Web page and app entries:
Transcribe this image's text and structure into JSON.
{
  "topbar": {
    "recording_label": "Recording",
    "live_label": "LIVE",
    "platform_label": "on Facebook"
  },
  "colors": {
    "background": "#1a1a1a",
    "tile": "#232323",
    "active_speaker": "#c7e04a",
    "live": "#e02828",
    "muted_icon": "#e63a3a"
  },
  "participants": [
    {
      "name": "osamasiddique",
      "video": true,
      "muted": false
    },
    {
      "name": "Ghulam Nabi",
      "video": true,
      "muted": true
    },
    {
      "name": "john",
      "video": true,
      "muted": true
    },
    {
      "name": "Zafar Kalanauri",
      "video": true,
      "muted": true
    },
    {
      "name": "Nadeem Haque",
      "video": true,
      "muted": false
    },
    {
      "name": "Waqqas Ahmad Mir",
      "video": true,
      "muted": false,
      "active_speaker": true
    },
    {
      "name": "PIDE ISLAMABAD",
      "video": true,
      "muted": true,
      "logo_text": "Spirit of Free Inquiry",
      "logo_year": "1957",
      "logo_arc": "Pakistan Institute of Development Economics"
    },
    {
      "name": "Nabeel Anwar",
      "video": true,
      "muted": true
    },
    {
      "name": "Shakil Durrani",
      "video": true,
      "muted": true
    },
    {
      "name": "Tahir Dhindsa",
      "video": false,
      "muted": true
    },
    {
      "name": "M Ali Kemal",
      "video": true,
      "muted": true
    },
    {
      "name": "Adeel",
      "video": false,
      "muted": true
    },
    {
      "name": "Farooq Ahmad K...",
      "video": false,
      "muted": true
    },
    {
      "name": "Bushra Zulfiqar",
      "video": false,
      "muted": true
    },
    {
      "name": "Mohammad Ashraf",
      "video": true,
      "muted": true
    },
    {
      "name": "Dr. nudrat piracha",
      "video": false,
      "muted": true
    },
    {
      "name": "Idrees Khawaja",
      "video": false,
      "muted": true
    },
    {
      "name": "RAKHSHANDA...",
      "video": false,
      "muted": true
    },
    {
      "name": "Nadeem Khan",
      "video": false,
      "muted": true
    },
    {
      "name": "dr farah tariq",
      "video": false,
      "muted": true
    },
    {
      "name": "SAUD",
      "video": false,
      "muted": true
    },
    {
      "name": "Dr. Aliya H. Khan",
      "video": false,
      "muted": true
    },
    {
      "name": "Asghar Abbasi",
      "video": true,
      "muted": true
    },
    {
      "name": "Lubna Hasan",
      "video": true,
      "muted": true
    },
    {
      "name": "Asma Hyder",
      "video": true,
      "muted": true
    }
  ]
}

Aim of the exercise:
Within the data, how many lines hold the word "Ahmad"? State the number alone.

Answer to the exercise:
2